Start of Recorded information
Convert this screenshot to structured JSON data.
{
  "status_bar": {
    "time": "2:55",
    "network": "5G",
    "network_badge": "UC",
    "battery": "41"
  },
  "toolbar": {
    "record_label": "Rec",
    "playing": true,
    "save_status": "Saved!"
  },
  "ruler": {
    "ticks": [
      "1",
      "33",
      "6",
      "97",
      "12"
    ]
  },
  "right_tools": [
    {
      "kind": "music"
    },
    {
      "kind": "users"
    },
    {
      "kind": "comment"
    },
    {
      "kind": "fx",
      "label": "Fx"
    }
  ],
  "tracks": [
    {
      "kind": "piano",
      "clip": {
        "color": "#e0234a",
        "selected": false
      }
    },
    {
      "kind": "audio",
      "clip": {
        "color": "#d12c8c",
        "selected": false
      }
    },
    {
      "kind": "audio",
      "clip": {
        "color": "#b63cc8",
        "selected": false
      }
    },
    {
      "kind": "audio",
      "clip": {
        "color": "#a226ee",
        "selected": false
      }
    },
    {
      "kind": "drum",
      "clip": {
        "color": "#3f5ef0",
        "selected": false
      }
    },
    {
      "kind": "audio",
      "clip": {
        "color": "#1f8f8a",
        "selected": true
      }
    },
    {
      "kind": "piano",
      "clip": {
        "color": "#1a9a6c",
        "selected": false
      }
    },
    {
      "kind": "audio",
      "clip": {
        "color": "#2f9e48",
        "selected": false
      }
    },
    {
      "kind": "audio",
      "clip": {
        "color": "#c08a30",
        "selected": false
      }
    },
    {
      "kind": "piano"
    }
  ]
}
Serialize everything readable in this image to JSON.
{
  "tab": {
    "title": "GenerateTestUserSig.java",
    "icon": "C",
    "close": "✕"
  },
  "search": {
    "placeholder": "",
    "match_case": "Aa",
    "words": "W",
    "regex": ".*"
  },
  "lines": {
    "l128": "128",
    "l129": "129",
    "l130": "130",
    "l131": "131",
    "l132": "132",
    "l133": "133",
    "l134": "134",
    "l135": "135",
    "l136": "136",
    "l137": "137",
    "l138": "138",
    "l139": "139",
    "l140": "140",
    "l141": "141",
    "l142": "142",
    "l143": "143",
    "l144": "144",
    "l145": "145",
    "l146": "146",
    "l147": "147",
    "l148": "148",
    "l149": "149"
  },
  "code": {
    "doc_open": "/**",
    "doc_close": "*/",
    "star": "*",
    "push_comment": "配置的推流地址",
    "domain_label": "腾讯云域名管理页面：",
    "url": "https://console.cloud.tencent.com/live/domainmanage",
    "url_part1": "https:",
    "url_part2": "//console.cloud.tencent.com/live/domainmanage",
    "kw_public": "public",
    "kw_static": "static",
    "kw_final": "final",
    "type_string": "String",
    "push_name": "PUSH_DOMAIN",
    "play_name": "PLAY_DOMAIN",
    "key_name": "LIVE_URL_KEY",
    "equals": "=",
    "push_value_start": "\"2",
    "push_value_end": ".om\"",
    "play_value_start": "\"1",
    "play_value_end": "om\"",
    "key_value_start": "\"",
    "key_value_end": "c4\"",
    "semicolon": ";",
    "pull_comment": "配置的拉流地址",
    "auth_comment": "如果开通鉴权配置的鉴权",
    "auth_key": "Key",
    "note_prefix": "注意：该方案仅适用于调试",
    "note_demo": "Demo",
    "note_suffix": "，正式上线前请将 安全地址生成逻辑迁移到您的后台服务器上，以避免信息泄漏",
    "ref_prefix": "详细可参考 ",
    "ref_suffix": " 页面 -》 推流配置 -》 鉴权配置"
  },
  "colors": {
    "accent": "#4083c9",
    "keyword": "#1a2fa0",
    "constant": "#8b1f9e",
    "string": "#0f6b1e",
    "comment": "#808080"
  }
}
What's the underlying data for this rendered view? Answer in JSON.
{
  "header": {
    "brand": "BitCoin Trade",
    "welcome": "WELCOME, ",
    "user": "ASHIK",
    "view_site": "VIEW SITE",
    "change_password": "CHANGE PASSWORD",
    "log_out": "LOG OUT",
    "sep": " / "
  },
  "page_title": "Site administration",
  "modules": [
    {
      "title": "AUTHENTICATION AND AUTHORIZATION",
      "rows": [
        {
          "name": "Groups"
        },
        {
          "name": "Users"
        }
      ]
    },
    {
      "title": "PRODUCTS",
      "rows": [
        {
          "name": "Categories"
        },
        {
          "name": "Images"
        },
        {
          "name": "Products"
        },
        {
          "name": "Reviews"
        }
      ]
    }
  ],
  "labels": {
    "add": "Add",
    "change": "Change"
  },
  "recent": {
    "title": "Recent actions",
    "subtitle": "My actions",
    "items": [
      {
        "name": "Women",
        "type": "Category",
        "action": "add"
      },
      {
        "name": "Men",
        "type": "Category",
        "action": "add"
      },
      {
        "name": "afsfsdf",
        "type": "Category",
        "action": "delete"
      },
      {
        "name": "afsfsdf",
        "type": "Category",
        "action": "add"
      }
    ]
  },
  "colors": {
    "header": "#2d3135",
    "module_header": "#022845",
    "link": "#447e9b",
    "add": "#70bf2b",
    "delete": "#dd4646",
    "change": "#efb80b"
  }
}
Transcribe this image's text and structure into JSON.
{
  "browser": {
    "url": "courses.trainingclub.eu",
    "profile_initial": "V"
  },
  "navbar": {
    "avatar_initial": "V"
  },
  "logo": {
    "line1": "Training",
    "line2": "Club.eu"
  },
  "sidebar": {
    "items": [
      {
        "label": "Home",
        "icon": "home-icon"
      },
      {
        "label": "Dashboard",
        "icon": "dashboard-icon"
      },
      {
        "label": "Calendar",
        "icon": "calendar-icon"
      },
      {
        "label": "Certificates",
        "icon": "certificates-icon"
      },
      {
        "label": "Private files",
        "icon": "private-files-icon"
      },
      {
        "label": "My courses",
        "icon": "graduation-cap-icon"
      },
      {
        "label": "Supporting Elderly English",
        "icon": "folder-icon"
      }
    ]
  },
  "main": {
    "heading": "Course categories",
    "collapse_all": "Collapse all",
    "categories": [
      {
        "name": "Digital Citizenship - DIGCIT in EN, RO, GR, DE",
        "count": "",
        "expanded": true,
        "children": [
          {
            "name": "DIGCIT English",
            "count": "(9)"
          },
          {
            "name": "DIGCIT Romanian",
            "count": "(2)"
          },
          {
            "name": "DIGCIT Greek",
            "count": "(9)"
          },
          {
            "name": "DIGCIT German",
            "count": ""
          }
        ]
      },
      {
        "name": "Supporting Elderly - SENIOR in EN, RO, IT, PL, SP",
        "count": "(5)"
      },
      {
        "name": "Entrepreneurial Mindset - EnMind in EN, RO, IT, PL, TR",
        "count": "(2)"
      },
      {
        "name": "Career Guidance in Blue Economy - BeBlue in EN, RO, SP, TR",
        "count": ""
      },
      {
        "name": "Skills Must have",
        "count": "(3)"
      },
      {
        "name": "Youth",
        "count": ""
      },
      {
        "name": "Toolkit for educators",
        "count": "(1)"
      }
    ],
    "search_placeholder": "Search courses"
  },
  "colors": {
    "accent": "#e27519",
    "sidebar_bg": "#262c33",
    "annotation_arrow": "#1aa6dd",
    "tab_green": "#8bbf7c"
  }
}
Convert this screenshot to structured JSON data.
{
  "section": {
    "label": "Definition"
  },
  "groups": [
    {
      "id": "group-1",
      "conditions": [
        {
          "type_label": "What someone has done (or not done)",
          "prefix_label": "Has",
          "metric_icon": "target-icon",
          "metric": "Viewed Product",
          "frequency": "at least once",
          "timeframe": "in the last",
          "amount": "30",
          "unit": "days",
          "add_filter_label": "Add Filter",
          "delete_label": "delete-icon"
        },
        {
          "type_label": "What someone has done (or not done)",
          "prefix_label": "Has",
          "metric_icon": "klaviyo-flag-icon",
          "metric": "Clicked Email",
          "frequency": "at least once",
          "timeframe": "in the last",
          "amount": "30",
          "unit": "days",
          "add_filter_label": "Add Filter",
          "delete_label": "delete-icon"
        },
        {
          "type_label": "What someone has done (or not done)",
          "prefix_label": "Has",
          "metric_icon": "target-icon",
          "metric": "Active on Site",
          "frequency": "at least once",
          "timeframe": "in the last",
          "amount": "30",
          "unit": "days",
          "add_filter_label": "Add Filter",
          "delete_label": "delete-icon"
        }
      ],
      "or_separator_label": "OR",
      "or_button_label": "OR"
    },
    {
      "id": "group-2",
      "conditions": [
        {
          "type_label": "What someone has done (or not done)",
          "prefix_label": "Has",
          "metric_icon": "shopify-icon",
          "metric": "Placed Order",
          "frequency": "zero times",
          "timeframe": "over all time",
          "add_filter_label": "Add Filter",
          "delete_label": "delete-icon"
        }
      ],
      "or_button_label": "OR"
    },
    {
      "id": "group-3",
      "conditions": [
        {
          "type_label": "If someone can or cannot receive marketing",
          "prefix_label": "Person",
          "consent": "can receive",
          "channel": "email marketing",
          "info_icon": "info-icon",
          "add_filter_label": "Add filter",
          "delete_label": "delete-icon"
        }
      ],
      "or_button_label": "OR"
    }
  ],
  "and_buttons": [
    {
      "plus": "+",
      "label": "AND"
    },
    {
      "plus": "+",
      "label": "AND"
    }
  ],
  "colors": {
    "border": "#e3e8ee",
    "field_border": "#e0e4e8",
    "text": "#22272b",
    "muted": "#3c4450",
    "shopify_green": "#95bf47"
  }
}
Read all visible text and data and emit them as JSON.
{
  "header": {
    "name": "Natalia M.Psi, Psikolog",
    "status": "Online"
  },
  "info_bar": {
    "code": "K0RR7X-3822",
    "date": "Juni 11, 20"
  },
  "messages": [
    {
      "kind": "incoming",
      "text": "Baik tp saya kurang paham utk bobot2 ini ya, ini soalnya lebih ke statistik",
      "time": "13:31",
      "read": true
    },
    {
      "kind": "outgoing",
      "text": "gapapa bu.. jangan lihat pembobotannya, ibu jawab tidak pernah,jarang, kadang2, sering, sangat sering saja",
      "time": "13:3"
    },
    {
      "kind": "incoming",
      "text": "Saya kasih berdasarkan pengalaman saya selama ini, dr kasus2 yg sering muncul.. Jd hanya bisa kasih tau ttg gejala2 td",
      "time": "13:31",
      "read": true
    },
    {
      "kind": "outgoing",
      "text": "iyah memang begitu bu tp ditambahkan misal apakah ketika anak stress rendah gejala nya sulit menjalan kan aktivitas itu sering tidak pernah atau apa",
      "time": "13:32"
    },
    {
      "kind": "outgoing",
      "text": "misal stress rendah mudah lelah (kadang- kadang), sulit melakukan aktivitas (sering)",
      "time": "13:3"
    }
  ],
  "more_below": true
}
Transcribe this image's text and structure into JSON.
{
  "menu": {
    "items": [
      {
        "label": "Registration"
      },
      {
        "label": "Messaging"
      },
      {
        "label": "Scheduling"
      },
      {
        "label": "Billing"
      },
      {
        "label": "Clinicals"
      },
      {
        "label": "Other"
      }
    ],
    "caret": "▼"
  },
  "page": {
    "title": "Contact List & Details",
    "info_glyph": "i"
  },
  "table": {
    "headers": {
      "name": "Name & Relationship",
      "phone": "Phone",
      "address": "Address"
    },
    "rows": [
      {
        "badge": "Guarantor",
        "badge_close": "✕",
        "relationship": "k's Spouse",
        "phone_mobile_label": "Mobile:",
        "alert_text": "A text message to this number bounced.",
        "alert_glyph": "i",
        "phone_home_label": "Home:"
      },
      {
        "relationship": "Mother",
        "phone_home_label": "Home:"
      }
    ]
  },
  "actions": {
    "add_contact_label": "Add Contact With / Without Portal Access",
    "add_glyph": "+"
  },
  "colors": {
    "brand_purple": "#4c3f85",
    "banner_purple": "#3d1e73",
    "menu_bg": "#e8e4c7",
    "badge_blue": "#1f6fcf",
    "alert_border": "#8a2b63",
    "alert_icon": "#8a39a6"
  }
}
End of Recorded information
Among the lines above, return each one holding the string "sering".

■ Response box ■
      "text": "gapapa bu.. jangan lihat pembobotannya, ibu jawab tidak pernah,jarang, kadang2, sering, sangat sering saja",
      "text": "Saya kasih berdasarkan pengalaman saya selama ini, dr kasus2 yg sering muncul.. Jd hanya bisa kasih tau ttg gejala2 td",
      "text": "iyah memang begitu bu tp ditambahkan misal apakah ketika anak stress rendah gejala nya sulit menjalan kan aktivitas itu sering tidak pernah atau apa",
      "text": "misal stress rendah mudah lelah (kadang- kadang), sulit melakukan aktivitas (sering)",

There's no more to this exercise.